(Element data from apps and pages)
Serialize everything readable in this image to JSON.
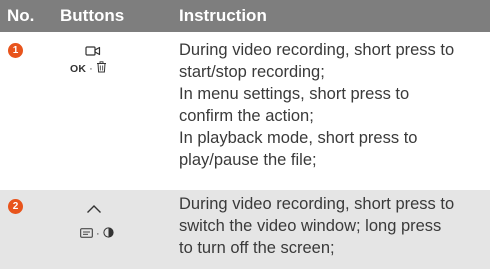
{
  "header": {
    "no_label": "No.",
    "buttons_label": "Buttons",
    "instruction_label": "Instruction"
  },
  "colors": {
    "header_bg": "#7e7e7e",
    "number_badge": "#e8541c",
    "row_alt_bg": "#e5e5e5"
  },
  "rows": [
    {
      "number": "1",
      "buttons": {
        "top_icon": "video-camera-icon",
        "ok_label": "OK",
        "separator": "·",
        "bottom_icon": "trash-icon"
      },
      "instruction": "During video recording, short press to\nstart/stop recording;\nIn menu settings, short press to\nconfirm the action;\nIn playback mode, short press to\nplay/pause the file;"
    },
    {
      "number": "2",
      "buttons": {
        "top_icon": "chevron-up-icon",
        "left_icon": "window-icon",
        "separator": "·",
        "right_icon": "screen-contrast-icon"
      },
      "instruction": "During video recording, short press to\nswitch the video window; long press\nto turn off the screen;"
    }
  ]
}
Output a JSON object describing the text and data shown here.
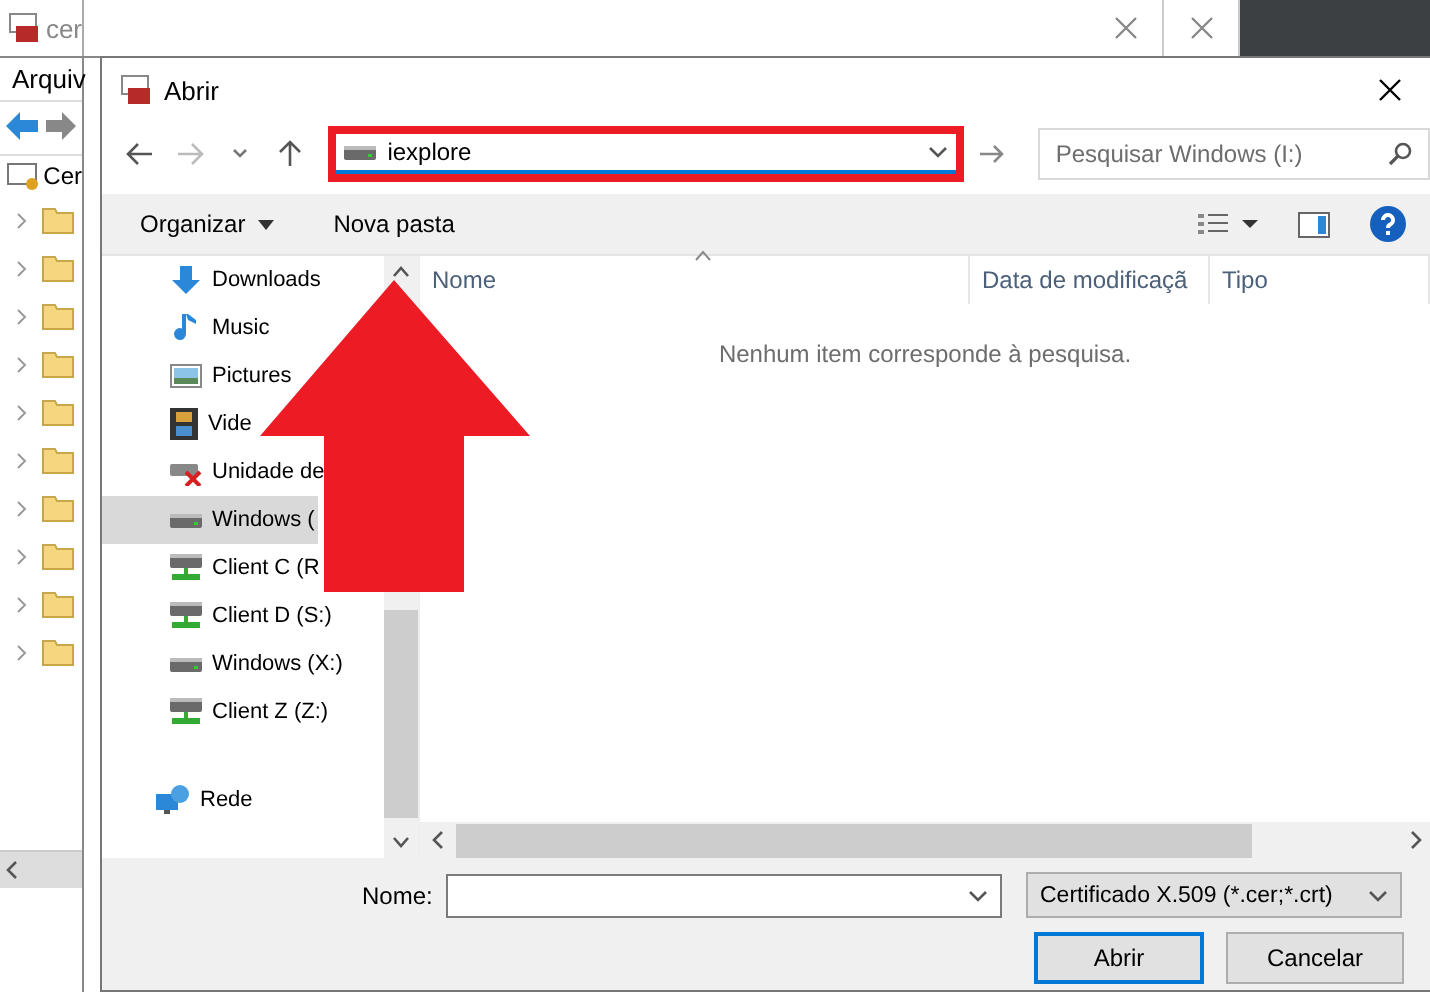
{
  "background_window": {
    "title": "cer",
    "menu": [
      "Arquiv"
    ],
    "tree": {
      "label": "Cer",
      "children": [
        {
          "expanded": false
        },
        {
          "expanded": false
        },
        {
          "expanded": false
        },
        {
          "expanded": false
        },
        {
          "expanded": false
        },
        {
          "expanded": false
        },
        {
          "expanded": false
        },
        {
          "expanded": false
        },
        {
          "expanded": false
        },
        {
          "expanded": false
        }
      ]
    }
  },
  "dialog": {
    "title": "Abrir",
    "address": {
      "value": "iexplore"
    },
    "search": {
      "placeholder": "Pesquisar Windows (I:)"
    },
    "toolbar": [
      {
        "label": "Organizar",
        "kind": "menu"
      },
      {
        "label": "Nova pasta",
        "kind": "button"
      }
    ],
    "nav_items": [
      {
        "label": "Downloads",
        "kind": "download",
        "selected": false
      },
      {
        "label": "Music",
        "kind": "music",
        "selected": false
      },
      {
        "label": "Pictures",
        "kind": "pictures",
        "selected": false
      },
      {
        "label": "Vide",
        "kind": "video",
        "selected": false
      },
      {
        "label": "Unidade de",
        "kind": "drive-offline",
        "selected": false
      },
      {
        "label": "Windows (",
        "kind": "drive",
        "selected": true
      },
      {
        "label": "Client C (R",
        "kind": "network-drive",
        "selected": false
      },
      {
        "label": "Client D (S:)",
        "kind": "network-drive",
        "selected": false
      },
      {
        "label": "Windows (X:)",
        "kind": "drive",
        "selected": false
      },
      {
        "label": "Client Z (Z:)",
        "kind": "network-drive",
        "selected": false
      },
      {
        "label": "Rede",
        "kind": "network",
        "selected": false
      }
    ],
    "columns": [
      {
        "label": "Nome",
        "sorted": true
      },
      {
        "label": "Data de modificaçã",
        "sorted": false
      },
      {
        "label": "Tipo",
        "sorted": false
      }
    ],
    "empty_message": "Nenhum item corresponde à pesquisa.",
    "footer": {
      "name_label": "Nome:",
      "file_type": "Certificado X.509 (*.cer;*.crt)",
      "buttons": [
        {
          "label": "Abrir",
          "default": true
        },
        {
          "label": "Cancelar",
          "default": false
        }
      ]
    }
  }
}
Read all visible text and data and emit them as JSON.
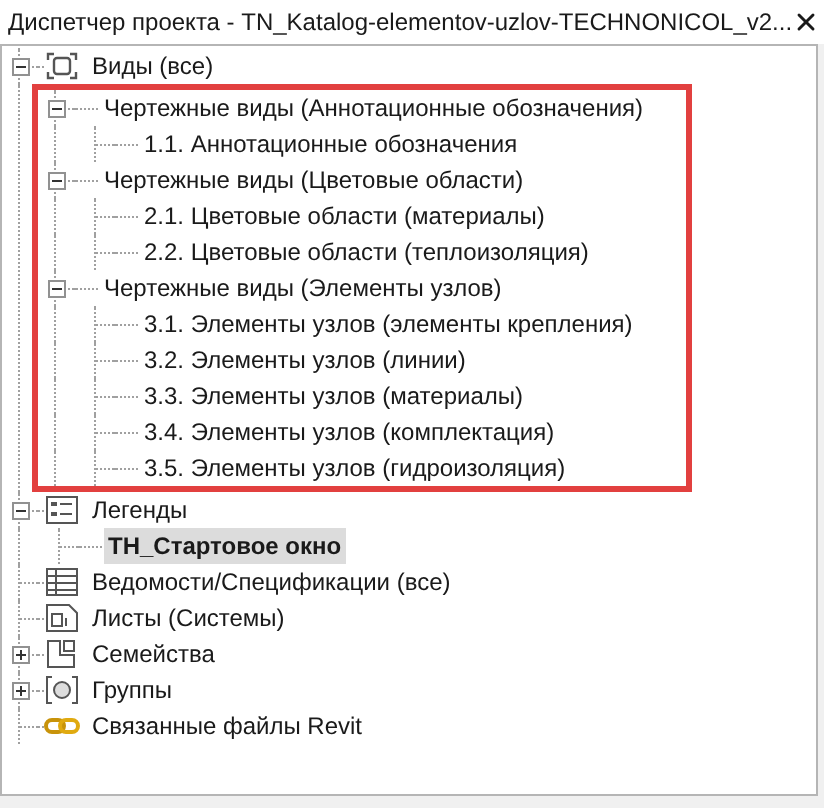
{
  "window": {
    "title": "Диспетчер проекта - TN_Katalog-elementov-uzlov-TECHNONICOL_v2..."
  },
  "tree": [
    {
      "label": "Виды (все)",
      "kind": "views",
      "expanded": true,
      "selected": false,
      "children_highlighted": true,
      "children": [
        {
          "label": "Чертежные виды (Аннотационные обозначения)",
          "expanded": true,
          "selected": false,
          "children": [
            {
              "label": "1.1. Аннотационные обозначения",
              "selected": false
            }
          ]
        },
        {
          "label": "Чертежные виды (Цветовые области)",
          "expanded": true,
          "selected": false,
          "children": [
            {
              "label": "2.1. Цветовые области (материалы)",
              "selected": false
            },
            {
              "label": "2.2. Цветовые области (теплоизоляция)",
              "selected": false
            }
          ]
        },
        {
          "label": "Чертежные виды (Элементы узлов)",
          "expanded": true,
          "selected": false,
          "children": [
            {
              "label": "3.1. Элементы узлов (элементы крепления)",
              "selected": false
            },
            {
              "label": "3.2. Элементы узлов (линии)",
              "selected": false
            },
            {
              "label": "3.3. Элементы узлов (материалы)",
              "selected": false
            },
            {
              "label": "3.4. Элементы узлов (комплектация)",
              "selected": false
            },
            {
              "label": "3.5. Элементы узлов (гидроизоляция)",
              "selected": false
            }
          ]
        }
      ]
    },
    {
      "label": "Легенды",
      "kind": "legends",
      "expanded": true,
      "selected": false,
      "children": [
        {
          "label": "ТН_Стартовое окно",
          "selected": true
        }
      ]
    },
    {
      "label": "Ведомости/Спецификации (все)",
      "kind": "schedules",
      "selected": false
    },
    {
      "label": "Листы (Системы)",
      "kind": "sheets",
      "selected": false
    },
    {
      "label": "Семейства",
      "kind": "families",
      "expanded": false,
      "selected": false
    },
    {
      "label": "Группы",
      "kind": "groups",
      "expanded": false,
      "selected": false
    },
    {
      "label": "Связанные файлы Revit",
      "kind": "links",
      "selected": false
    }
  ]
}
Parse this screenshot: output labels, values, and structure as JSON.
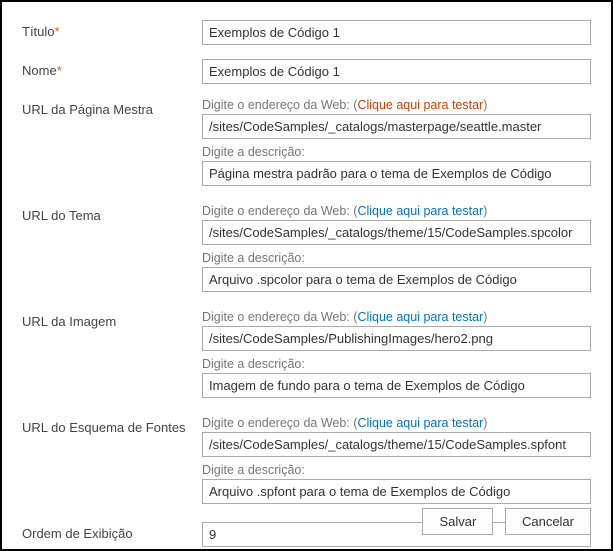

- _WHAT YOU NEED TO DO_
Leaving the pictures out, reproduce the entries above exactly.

- _ANSWER FOR THIS EXERCISE_
Serialize everything readable in this image to JSON.
{
  "header": {
    "no_label": "No.",
    "buttons_label": "Buttons",
    "instruction_label": "Instruction"
  },
  "colors": {
    "header_bg": "#7e7e7e",
    "number_badge": "#e8541c",
    "row_alt_bg": "#e5e5e5"
  },
  "rows": [
    {
      "number": "1",
      "buttons": {
        "top_icon": "video-camera-icon",
        "ok_label": "OK",
        "separator": "·",
        "bottom_icon": "trash-icon"
      },
      "instruction": "During video recording, short press to\nstart/stop recording;\nIn menu settings, short press to\nconfirm the action;\nIn playback mode, short press to\nplay/pause the file;"
    },
    {
      "number": "2",
      "buttons": {
        "top_icon": "chevron-up-icon",
        "left_icon": "window-icon",
        "separator": "·",
        "right_icon": "screen-contrast-icon"
      },
      "instruction": "During video recording, short press to\nswitch the video window; long press\nto turn off the screen;"
    }
  ]
}
Output a JSON object describing the text and data shown here.
{
  "background_window": {
    "title": "cer",
    "menu": [
      "Arquiv"
    ],
    "tree": {
      "label": "Cer",
      "children": [
        {
          "expanded": false
        },
        {
          "expanded": false
        },
        {
          "expanded": false
        },
        {
          "expanded": false
        },
        {
          "expanded": false
        },
        {
          "expanded": false
        },
        {
          "expanded": false
        },
        {
          "expanded": false
        },
        {
          "expanded": false
        },
        {
          "expanded": false
        }
      ]
    }
  },
  "dialog": {
    "title": "Abrir",
    "address": {
      "value": "iexplore"
    },
    "search": {
      "placeholder": "Pesquisar Windows (I:)"
    },
    "toolbar": [
      {
        "label": "Organizar",
        "kind": "menu"
      },
      {
        "label": "Nova pasta",
        "kind": "button"
      }
    ],
    "nav_items": [
      {
        "label": "Downloads",
        "kind": "download",
        "selected": false
      },
      {
        "label": "Music",
        "kind": "music",
        "selected": false
      },
      {
        "label": "Pictures",
        "kind": "pictures",
        "selected": false
      },
      {
        "label": "Vide",
        "kind": "video",
        "selected": false
      },
      {
        "label": "Unidade de",
        "kind": "drive-offline",
        "selected": false
      },
      {
        "label": "Windows (",
        "kind": "drive",
        "selected": true
      },
      {
        "label": "Client C (R",
        "kind": "network-drive",
        "selected": false
      },
      {
        "label": "Client D (S:)",
        "kind": "network-drive",
        "selected": false
      },
      {
        "label": "Windows (X:)",
        "kind": "drive",
        "selected": false
      },
      {
        "label": "Client Z (Z:)",
        "kind": "network-drive",
        "selected": false
      },
      {
        "label": "Rede",
        "kind": "network",
        "selected": false
      }
    ],
    "columns": [
      {
        "label": "Nome",
        "sorted": true
      },
      {
        "label": "Data de modificaçã",
        "sorted": false
      },
      {
        "label": "Tipo",
        "sorted": false
      }
    ],
    "empty_message": "Nenhum item corresponde à pesquisa.",
    "footer": {
      "name_label": "Nome:",
      "file_type": "Certificado X.509 (*.cer;*.crt)",
      "buttons": [
        {
          "label": "Abrir",
          "default": true
        },
        {
          "label": "Cancelar",
          "default": false
        }
      ]
    }
  }
}
Read all visible text and data and emit them as JSON.
{
  "window": {
    "title": "Диспетчер проекта - TN_Katalog-elementov-uzlov-TECHNONICOL_v2..."
  },
  "tree": [
    {
      "label": "Виды (все)",
      "kind": "views",
      "expanded": true,
      "selected": false,
      "children_highlighted": true,
      "children": [
        {
          "label": "Чертежные виды (Аннотационные обозначения)",
          "expanded": true,
          "selected": false,
          "children": [
            {
              "label": "1.1. Аннотационные обозначения",
              "selected": false
            }
          ]
        },
        {
          "label": "Чертежные виды (Цветовые области)",
          "expanded": true,
          "selected": false,
          "children": [
            {
              "label": "2.1. Цветовые области (материалы)",
              "selected": false
            },
            {
              "label": "2.2. Цветовые области (теплоизоляция)",
              "selected": false
            }
          ]
        },
        {
          "label": "Чертежные виды (Элементы узлов)",
          "expanded": true,
          "selected": false,
          "children": [
            {
              "label": "3.1. Элементы узлов (элементы крепления)",
              "selected": false
            },
            {
              "label": "3.2. Элементы узлов (линии)",
              "selected": false
            },
            {
              "label": "3.3. Элементы узлов (материалы)",
              "selected": false
            },
            {
              "label": "3.4. Элементы узлов (комплектация)",
              "selected": false
            },
            {
              "label": "3.5. Элементы узлов (гидроизоляция)",
              "selected": false
            }
          ]
        }
      ]
    },
    {
      "label": "Легенды",
      "kind": "legends",
      "expanded": true,
      "selected": false,
      "children": [
        {
          "label": "ТН_Стартовое окно",
          "selected": true
        }
      ]
    },
    {
      "label": "Ведомости/Спецификации (все)",
      "kind": "schedules",
      "selected": false
    },
    {
      "label": "Листы (Системы)",
      "kind": "sheets",
      "selected": false
    },
    {
      "label": "Семейства",
      "kind": "families",
      "expanded": false,
      "selected": false
    },
    {
      "label": "Группы",
      "kind": "groups",
      "expanded": false,
      "selected": false
    },
    {
      "label": "Связанные файлы Revit",
      "kind": "links",
      "selected": false
    }
  ]
}
Parse this screenshot: output labels, values, and structure as JSON.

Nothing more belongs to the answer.